"Output a JSON" appears in one line of the records below. Output that line and each one after it, exactly, through the last line.

Records from a data collection:
<<<<

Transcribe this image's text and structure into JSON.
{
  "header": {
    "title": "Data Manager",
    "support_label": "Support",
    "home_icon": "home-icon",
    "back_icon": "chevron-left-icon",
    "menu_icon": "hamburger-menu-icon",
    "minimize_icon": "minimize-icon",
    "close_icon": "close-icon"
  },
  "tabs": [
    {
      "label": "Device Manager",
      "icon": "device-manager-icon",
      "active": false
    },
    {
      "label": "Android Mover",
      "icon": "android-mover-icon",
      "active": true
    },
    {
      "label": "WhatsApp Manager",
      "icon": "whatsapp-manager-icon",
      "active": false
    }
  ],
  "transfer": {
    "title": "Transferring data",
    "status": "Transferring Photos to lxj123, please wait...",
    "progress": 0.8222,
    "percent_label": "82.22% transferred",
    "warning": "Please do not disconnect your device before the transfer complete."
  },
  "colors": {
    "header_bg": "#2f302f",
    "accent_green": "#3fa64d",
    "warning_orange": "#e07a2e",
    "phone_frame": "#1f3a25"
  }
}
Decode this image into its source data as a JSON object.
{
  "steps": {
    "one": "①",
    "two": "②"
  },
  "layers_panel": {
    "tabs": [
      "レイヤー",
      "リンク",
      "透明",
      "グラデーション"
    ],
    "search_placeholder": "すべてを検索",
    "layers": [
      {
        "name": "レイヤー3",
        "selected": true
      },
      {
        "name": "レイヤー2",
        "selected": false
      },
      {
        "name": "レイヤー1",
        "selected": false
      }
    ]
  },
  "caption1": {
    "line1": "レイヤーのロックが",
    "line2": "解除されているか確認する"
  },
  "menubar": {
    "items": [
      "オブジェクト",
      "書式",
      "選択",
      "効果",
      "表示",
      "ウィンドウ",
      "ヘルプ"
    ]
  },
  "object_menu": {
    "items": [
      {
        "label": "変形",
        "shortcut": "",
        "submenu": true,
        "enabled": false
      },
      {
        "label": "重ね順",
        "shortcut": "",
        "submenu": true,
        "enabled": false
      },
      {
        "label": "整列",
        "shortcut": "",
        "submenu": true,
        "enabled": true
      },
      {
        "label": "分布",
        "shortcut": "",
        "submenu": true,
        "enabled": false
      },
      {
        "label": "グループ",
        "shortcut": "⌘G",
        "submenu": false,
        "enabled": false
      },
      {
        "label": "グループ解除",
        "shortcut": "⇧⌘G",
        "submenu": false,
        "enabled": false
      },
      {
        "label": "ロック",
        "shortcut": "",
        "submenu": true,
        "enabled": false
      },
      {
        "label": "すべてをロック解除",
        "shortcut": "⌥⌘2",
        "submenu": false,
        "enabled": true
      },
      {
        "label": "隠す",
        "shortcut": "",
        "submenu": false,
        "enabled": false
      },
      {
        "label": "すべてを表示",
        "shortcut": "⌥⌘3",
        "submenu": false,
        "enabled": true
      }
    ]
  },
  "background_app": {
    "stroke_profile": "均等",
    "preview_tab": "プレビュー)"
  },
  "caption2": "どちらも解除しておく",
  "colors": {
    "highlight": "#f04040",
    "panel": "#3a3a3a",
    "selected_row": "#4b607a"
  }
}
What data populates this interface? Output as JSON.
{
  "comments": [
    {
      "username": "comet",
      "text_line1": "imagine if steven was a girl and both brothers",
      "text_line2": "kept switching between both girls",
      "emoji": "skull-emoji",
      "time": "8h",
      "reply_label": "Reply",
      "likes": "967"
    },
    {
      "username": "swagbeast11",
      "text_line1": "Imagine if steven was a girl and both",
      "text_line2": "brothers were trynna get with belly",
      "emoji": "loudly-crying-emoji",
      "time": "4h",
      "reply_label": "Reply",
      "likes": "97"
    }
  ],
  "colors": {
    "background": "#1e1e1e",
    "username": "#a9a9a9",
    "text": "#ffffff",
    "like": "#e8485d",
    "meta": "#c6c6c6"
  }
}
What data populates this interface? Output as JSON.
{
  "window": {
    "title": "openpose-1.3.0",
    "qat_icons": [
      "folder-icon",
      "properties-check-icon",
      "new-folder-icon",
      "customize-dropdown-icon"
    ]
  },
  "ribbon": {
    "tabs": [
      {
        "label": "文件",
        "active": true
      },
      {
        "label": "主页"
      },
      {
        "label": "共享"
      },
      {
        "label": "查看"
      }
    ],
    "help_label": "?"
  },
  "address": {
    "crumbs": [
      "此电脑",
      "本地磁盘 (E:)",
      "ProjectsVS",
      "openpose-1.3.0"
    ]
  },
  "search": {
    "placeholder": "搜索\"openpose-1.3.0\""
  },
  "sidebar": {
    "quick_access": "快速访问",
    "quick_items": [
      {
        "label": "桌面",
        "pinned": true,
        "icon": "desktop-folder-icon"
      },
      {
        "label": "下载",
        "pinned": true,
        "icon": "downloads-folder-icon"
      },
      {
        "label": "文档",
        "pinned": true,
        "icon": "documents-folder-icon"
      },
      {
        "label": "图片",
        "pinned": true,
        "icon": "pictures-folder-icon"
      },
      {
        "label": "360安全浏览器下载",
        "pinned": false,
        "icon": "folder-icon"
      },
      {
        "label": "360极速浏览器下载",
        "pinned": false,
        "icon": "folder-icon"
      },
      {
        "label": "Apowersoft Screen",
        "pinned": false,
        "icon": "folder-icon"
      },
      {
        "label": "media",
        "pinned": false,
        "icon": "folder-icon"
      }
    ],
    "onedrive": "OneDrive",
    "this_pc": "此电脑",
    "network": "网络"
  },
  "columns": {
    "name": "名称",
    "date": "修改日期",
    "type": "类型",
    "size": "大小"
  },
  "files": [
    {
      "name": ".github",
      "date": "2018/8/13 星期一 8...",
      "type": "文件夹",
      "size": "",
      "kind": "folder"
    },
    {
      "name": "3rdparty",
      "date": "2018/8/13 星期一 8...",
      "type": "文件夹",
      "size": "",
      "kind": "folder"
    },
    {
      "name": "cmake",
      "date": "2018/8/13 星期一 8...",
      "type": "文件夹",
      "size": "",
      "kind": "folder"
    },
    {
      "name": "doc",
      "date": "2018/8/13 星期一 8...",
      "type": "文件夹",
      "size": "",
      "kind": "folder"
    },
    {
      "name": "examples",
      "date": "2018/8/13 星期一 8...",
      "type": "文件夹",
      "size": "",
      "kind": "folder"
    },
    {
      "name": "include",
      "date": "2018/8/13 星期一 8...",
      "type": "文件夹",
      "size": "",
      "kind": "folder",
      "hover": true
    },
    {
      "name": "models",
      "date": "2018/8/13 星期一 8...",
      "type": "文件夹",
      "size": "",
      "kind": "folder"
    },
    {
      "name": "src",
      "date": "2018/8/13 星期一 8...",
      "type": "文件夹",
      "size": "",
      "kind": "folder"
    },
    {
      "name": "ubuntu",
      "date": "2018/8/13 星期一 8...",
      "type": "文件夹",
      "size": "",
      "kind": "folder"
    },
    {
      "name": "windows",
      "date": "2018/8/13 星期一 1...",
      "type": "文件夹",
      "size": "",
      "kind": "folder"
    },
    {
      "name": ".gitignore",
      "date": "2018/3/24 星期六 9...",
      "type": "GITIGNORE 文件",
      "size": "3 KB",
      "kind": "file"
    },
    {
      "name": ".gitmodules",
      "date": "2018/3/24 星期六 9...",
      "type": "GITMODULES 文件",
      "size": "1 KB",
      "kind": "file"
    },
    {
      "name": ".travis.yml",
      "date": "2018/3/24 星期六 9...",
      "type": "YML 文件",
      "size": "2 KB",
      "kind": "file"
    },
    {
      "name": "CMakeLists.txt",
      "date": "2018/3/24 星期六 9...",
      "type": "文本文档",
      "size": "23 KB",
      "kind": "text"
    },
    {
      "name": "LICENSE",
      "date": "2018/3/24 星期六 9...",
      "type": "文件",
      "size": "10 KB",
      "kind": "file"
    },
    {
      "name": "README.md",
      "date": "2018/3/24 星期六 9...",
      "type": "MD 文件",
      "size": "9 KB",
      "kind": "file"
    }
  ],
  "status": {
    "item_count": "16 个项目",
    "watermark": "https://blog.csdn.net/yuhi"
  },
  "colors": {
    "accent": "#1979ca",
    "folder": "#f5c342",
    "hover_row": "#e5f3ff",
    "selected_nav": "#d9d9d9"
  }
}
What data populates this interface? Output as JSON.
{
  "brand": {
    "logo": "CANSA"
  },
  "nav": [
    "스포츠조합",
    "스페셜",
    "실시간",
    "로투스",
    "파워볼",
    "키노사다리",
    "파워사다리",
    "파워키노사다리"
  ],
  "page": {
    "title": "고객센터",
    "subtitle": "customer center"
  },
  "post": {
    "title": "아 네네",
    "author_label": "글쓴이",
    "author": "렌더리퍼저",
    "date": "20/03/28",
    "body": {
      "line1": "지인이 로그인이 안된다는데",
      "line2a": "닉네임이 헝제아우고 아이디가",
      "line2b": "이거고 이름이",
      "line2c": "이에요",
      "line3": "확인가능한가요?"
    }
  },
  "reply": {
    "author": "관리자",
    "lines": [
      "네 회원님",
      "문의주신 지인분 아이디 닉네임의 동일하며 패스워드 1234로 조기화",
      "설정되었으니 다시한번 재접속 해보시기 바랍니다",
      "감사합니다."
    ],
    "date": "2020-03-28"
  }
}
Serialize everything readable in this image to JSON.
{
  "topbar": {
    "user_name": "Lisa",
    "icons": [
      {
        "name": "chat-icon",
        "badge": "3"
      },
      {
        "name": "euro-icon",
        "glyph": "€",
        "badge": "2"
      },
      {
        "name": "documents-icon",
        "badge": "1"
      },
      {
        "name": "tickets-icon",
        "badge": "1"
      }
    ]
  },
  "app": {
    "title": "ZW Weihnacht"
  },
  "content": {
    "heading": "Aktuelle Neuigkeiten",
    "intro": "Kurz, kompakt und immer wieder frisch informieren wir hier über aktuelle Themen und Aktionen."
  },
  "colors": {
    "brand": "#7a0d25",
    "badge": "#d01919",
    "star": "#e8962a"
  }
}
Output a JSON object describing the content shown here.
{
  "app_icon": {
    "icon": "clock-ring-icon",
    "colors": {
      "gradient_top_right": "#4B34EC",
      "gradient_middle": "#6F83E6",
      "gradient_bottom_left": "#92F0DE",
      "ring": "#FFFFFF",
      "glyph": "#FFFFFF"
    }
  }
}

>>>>

**Response**
Output a JSON object describing the content shown here.
{
  "app_icon": {
    "icon": "clock-ring-icon",
    "colors": {
      "gradient_top_right": "#4B34EC",
      "gradient_middle": "#6F83E6",
      "gradient_bottom_left": "#92F0DE",
      "ring": "#FFFFFF",
      "glyph": "#FFFFFF"
    }
  }
}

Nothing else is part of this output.